When Jim and Nora talk about the social groups in their school, they matter-of-factly categorize almost every fellow student into stereotyped pigeonholes. There are the nerds, the rockers, the cools, the goths, and of course, the jocks. The assumption, naturally, is that none of these groups intersect. Jocks are dumb, nerds are smart, and cools…

Americans, as any ScienceBlogger will tell you, have a woefully poor understanding of math and science. For the most part, even the most ignorant among us are able to stumble through life, but what happens when we’re confronted with a genuine scientific question with a real impact on our lives? Consider the typical doctor’s office…

Family lore has it that my uncle was influential in instituting what is now a fixture in college education: student evaluation of college instructors. He was class president at the University of Washington in the 1960s, when tensions between students and the school administrators were high, and he suggested implementing one of the first student…

Yesterday’s post brings up an interesting question: How can you be unaware of having even seen an image, and yet be able to make reliable judgments about that image? That article is just one example of a variety of situations in which people can be unaware of seeing something, even immediately after being given a…

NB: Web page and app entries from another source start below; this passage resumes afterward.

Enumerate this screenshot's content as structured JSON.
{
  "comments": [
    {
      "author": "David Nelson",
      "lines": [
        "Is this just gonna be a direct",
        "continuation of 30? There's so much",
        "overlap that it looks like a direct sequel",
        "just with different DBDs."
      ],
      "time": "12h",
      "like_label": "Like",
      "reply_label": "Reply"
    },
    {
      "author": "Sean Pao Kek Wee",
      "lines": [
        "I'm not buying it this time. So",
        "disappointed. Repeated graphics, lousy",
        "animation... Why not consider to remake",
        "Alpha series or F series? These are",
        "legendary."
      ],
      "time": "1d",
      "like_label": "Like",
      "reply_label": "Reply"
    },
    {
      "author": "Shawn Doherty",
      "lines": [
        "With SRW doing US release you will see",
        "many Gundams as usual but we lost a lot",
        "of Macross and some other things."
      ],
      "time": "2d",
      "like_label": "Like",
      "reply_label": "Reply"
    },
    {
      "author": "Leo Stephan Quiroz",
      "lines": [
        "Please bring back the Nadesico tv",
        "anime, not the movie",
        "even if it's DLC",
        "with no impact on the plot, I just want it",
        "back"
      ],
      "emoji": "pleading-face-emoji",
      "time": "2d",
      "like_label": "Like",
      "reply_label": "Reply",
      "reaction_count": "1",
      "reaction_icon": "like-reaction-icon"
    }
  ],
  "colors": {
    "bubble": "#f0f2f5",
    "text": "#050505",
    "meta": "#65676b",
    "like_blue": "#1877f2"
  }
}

How does the visual system learn?

Can you tell the difference between the images below? At first, they just look like fuzzy diagonal lines — there doesn’t appear to be a significant difference between them. But if you look at them closely, you begin to notice that the images at the top of the picture (category A) tend to have single…